She was a melancholy person, an orphan by the age of fifteen, who looked after a dear brother, Ernie, who was killed in the Second World War. Mum had to leave Ireland, but in April and May 2008 she was singing and listening to John McCormack, listening to her past in Ireland, still loyal, still patriotic.
Her patriotism never took the aggressive form. Her loyalty remained constant. She would often point with pride to her picture of Irish writers : Synge, O’Brien, Goldsmith, Swift, Beckett, Yeats, Behan, Wilde, Kavanagh, Joyce, O’Casey, Shaw. But hers was not the satiric, cynical or absurd vision, nor the experimental comic. She liked Ireland’s writers because she was Irish, loyal, proud of them. She never said, not to me anyway, critical things about Ireland such as, “It’s thrown the baby out with the bathwater!” She liked “Down by the Sally gardens my love and I did meet.” She did not know, “Scorn the sort now growing up…” She never quoted, “Cast a cold eye / On life, on death. / Horseman, pass by.” She certainly never mentioned, “Love has pitched his tent / In the place of human excrement.”
I have referred to Mum’s final weeks earlier on. I have mentioned the Anglo-Saxon model of care for old people, and I want to say I somewhat dislike that model.
I was with Mum on a 24-hour basis in March and April while Dad was in Panama on holiday. That holiday was ill-timed and counter-productive because Dad returned exhausted and weaker than before – no physical exercise. I spoke to Alison only once during that time, by phone, when Alison told me Mum was phoning her a lot. I was truly on my Jack Jones with Mum but as I mentioned previously I found Mum funny, tender, grateful, very, very fragile. She talked about many things, especially her husband and children. She complained about Dad’s ill-timed holiday, Alison’s very infrequent visits. She asked me about the poor in Asia. I said they’re very different from the poor in Europe. “I bet they are,” she said. During that time she also told me the “real” story of how Dad abused his power as convener of shop stewards to get her out into the corridor in order to kiss her. How she loved that guy! She also told me she could not continue after I left. “Come off it!” I said. “You’re a survivor!” I was annoyed.
I went back to Thailand on April the 24th after more than a month with Mum.
In May, Mum – surrounded by carers, with a GP at her call and district nurses on hand, with the husband she loved by her side, with Alison only two hours away – Mum lost the will to live. Towards the end of May she was admitted to hospital, severely dehydrated, partially starved. They found a rib fractured, and a punctured lung. Pneumonia set in.

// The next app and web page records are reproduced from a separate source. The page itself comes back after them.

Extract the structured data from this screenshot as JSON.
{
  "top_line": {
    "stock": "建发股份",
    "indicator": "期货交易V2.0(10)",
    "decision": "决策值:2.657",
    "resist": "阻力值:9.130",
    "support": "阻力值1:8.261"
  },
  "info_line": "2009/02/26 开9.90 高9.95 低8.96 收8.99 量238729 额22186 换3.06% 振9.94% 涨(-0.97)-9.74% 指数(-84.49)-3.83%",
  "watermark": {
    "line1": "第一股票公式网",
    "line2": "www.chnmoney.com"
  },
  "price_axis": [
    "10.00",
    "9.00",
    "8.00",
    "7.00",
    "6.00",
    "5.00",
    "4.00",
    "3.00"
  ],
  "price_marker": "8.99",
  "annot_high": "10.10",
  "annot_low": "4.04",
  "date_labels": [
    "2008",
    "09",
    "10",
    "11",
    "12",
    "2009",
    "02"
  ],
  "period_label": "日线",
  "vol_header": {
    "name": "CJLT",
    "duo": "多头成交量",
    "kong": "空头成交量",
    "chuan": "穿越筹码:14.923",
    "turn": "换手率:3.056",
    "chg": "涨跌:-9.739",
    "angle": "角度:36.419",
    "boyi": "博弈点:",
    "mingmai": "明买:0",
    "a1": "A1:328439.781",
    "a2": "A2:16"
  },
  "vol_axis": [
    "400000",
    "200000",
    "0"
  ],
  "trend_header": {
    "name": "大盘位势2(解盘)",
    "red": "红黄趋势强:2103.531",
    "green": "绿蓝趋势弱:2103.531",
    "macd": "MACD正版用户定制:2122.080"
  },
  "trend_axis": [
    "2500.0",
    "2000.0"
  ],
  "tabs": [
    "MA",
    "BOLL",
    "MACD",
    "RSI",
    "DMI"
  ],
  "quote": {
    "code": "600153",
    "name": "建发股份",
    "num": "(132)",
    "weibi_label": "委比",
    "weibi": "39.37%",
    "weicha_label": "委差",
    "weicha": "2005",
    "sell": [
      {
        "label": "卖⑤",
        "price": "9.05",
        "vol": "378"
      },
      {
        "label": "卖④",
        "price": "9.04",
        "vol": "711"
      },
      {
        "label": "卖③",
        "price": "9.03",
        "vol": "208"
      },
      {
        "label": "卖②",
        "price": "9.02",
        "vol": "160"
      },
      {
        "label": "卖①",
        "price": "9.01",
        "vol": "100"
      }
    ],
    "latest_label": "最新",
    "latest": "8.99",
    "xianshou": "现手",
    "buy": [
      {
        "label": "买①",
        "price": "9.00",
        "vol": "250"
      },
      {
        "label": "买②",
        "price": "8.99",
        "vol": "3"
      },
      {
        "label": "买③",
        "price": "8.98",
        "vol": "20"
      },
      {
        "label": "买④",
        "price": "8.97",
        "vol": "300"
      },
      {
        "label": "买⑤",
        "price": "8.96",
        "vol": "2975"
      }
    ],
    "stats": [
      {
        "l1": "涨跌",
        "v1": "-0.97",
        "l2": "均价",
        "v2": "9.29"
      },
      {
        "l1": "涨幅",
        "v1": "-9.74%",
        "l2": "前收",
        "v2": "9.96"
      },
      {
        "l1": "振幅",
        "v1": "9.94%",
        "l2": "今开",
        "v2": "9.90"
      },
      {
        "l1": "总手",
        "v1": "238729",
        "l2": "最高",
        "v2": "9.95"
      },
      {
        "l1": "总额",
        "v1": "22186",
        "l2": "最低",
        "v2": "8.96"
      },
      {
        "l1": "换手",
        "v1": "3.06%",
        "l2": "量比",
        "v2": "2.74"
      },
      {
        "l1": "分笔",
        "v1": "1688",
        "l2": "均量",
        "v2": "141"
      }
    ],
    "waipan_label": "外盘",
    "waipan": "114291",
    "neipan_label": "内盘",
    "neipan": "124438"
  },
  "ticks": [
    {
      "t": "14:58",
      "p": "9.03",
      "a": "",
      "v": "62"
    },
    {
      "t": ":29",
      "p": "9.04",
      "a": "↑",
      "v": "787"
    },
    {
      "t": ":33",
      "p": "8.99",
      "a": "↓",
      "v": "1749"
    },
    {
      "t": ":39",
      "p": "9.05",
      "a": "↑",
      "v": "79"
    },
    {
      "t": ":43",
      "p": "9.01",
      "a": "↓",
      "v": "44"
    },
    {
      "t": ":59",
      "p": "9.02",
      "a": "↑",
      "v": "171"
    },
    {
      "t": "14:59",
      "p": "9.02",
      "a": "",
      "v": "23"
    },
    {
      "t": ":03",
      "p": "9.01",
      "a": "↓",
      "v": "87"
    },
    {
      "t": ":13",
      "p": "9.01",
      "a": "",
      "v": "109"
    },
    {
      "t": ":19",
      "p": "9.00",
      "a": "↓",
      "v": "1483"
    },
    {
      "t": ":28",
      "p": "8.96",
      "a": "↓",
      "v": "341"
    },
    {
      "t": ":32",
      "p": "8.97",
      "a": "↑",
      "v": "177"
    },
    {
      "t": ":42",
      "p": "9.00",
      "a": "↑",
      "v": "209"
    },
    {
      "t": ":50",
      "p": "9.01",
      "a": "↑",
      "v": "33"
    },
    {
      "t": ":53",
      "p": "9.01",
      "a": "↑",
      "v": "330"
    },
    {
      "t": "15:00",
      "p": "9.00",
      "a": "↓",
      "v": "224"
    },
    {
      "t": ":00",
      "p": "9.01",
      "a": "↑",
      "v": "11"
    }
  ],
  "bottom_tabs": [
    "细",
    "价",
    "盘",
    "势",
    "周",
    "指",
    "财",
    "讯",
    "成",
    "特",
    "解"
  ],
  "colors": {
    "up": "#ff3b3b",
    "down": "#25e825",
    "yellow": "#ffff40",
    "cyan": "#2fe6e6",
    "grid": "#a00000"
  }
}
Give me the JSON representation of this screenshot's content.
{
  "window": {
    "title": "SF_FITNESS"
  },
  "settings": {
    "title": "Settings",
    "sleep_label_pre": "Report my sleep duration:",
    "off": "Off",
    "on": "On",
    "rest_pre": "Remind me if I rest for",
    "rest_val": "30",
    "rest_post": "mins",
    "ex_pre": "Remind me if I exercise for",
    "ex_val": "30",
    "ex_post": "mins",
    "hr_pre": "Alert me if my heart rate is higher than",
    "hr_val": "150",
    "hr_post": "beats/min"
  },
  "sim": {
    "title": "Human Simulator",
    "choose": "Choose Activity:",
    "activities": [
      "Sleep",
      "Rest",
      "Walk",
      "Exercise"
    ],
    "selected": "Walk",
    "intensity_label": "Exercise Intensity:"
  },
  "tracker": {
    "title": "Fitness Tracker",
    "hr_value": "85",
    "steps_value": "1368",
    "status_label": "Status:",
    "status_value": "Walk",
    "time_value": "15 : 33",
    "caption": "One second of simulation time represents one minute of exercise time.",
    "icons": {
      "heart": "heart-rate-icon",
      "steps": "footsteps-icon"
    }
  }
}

Dad phoned me. “Mum’s dying,” he told me on Friday the 30th of May. I left things awry in Thailand and arrived back in the U of K Sunday, the first of June.
The next day I went into the hospital. Mum gripped my hand. “Take me home,” she said. I discussed it with the family but, you know, the Anglo-Saxon model. “Can we at least see Mum on a daily basis?” I asked the Anglo-Saxon model. But, you know, the Anglo-Saxon model, like the girl who sang the blues, “just smiled and turned away”. I could not find the sacred store, either. Mum was old and senile, anyway……